Chanda Smith Baker has over 20 years of experience working in, for, and with underestimated communities. In 2017, Chanda joined The Minneapolis Foundation as the Senior Vice President of Impact where she oversees the Foundation’s grantmaking programs, provides strategic direction to community initiatives and partnerships, and is the event and podcast host of Conversations with Chanda. Previously, Chanda was at Pillsbury United Communities where she led the complex community-based nonprofit to pursue bold strategies to address systemic inequities. She spent 17 years at the organization and served in a variety of leadership positions before assuming the role of President and CEO in 2011. Under her leadership as CEO, the organization launched several impactful efforts such as the purchased and relaunched North News and the opening North Market, a full-service grocery store in North Minneapolis. Chanda’s civic leadership has been recognized with several awards and commendations, including Minnesota Business Magazines’ Real Power 50 (2018); Minneapolis St Paul Business Journal Women in Business Honoree (2017); Hubert H. Humphrey Leadership Award (2014); and Minnesota Vikings Hometown Hero honoree (2011). Chanda has served on numerous nonprofit and philanthropic boards throughout her career. Today she serves as a Trustee at the Women’s Foundation of Minnesota, board member of Regional Chamber of Commerce, CommonBond Community Inc, and Public Allies. Chanda is a proud native and current resident of North Minneapolis.

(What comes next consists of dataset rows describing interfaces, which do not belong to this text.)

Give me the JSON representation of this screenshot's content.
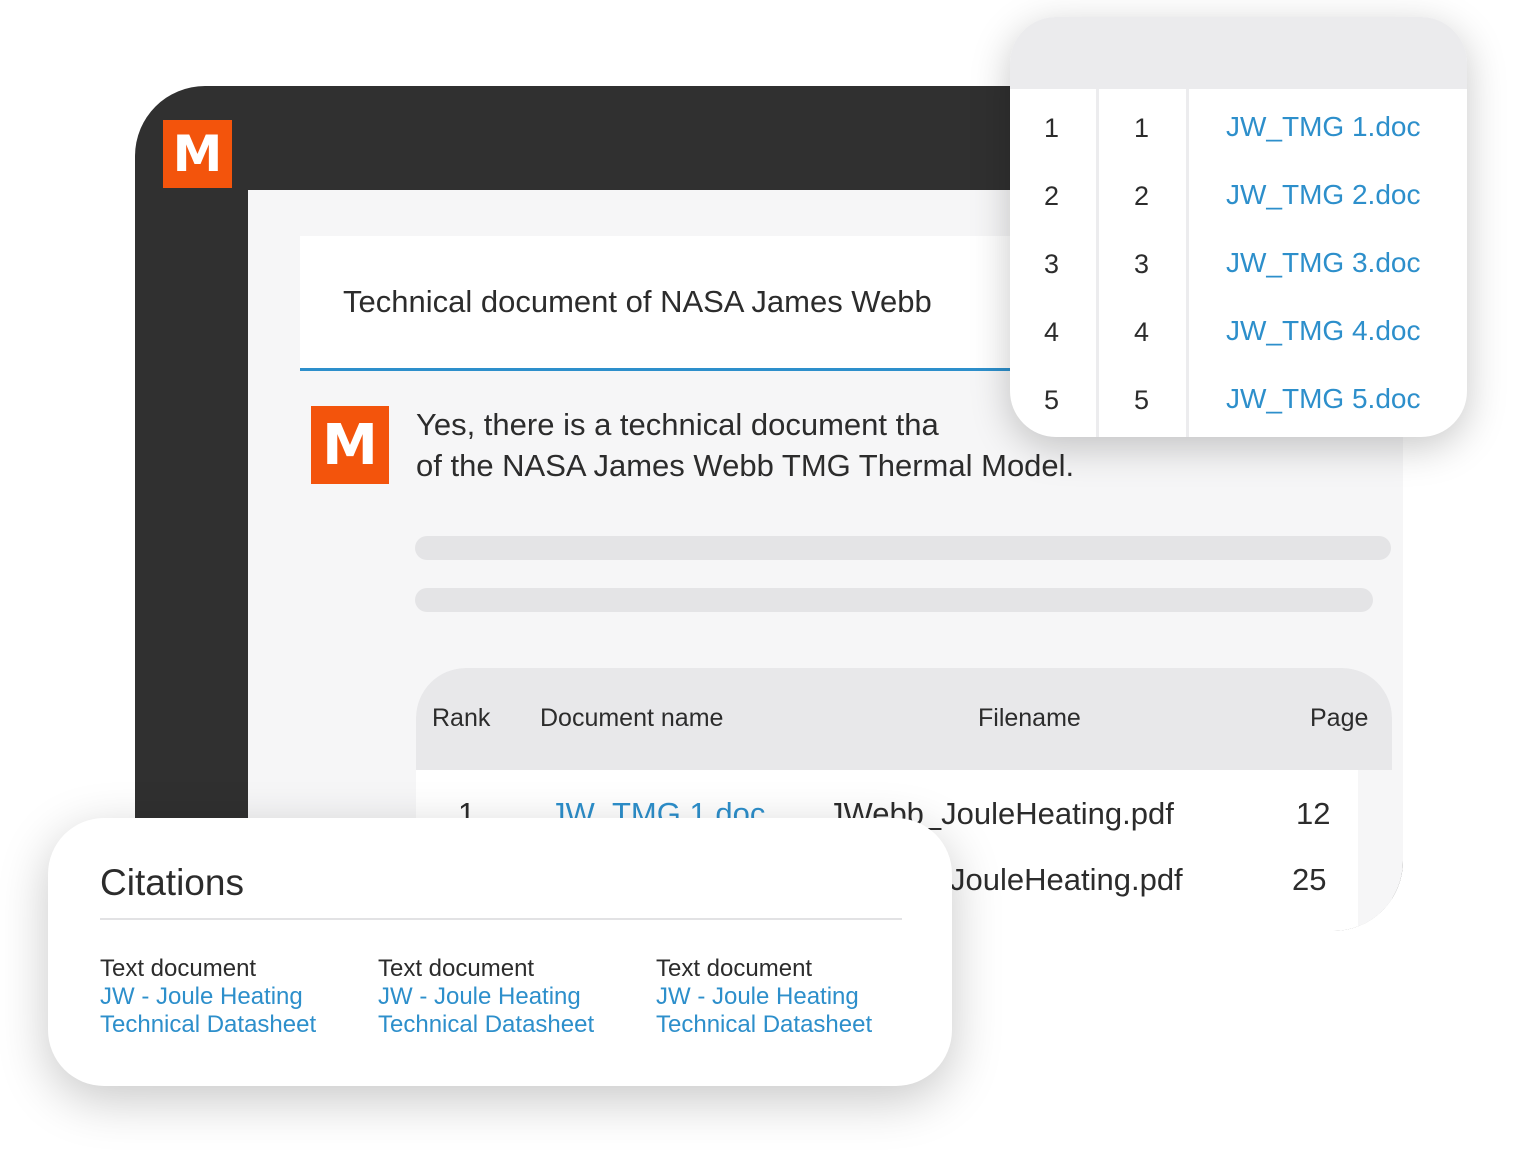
{
  "app": {
    "logo_letter": "M"
  },
  "query": {
    "text": "Technical document of NASA James Webb"
  },
  "answer": {
    "text": "Yes, there is a technical document tha   of the NASA James Webb TMG Thermal Model."
  },
  "results": {
    "headers": {
      "rank": "Rank",
      "document": "Document name",
      "filename": "Filename",
      "page": "Page"
    },
    "rows": [
      {
        "rank": "1",
        "document": "JW_TMG 1.doc",
        "filename": "JWebb_JouleHeating.pdf",
        "page": "12"
      },
      {
        "rank": "",
        "document": "",
        "filename": "JouleHeating.pdf",
        "page": "25"
      }
    ]
  },
  "doc_table": {
    "rows": [
      {
        "col1": "1",
        "col2": "1",
        "name": "JW_TMG 1.doc"
      },
      {
        "col1": "2",
        "col2": "2",
        "name": "JW_TMG 2.doc"
      },
      {
        "col1": "3",
        "col2": "3",
        "name": "JW_TMG 3.doc"
      },
      {
        "col1": "4",
        "col2": "4",
        "name": "JW_TMG 4.doc"
      },
      {
        "col1": "5",
        "col2": "5",
        "name": "JW_TMG 5.doc"
      }
    ]
  },
  "citations": {
    "title": "Citations",
    "items": [
      {
        "type": "Text document",
        "line1": "JW - Joule Heating",
        "line2": "Technical Datasheet"
      },
      {
        "type": "Text document",
        "line1": "JW - Joule Heating",
        "line2": "Technical Datasheet"
      },
      {
        "type": "Text document",
        "line1": "JW - Joule Heating",
        "line2": "Technical Datasheet"
      }
    ]
  },
  "colors": {
    "accent": "#f3540c",
    "link": "#2d8fcb",
    "frame": "#303030"
  }
}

Jonathan Weinhagen is President and CEO of the Minneapolis Regional Chamber. He was elected to the Mounds View School Board in 2014 and currently serves as Chair. He is a member of the Economic Development Commission in the City of Shoreview, Past-President of the Mounds View Schools Education Foundation and is engaged in various other non-profit board and committee roles including Tubman, Center for Economic Inclusion and the Family Housing Fund. Jonathan completed a Policy Fellowship through the University of Minnesota Humphrey School of Public Affairs and earned his MBA and Bachelor’s degrees from Bethel University.
Amelious N. Whyte, Jr. is originally from Brooklyn, NY, and currently serves as the Director of Public Engagement for the College of Liberal Arts at the University of Minnesota. Prior to this position, Amelious served in many roles at the University, working within the Office for Student Affairs and in the Office of the Board of Regents. Amelious has a BS in Public Administration from the University of Southern California, an MA in Public Affairs from the Humphrey School at the University of Minnesota, and a Ph.D. in Higher Education, also from the University of Minnesota. Amelious volunteers as the Education Director for the International Fraternity of Phi Gamma Delta, serves on the boards of the Campus Club, the Weisman Art Museum, the Friends of the University Libraries, Clare House, and the Governor’s Residence Council, and is an Elections Judge.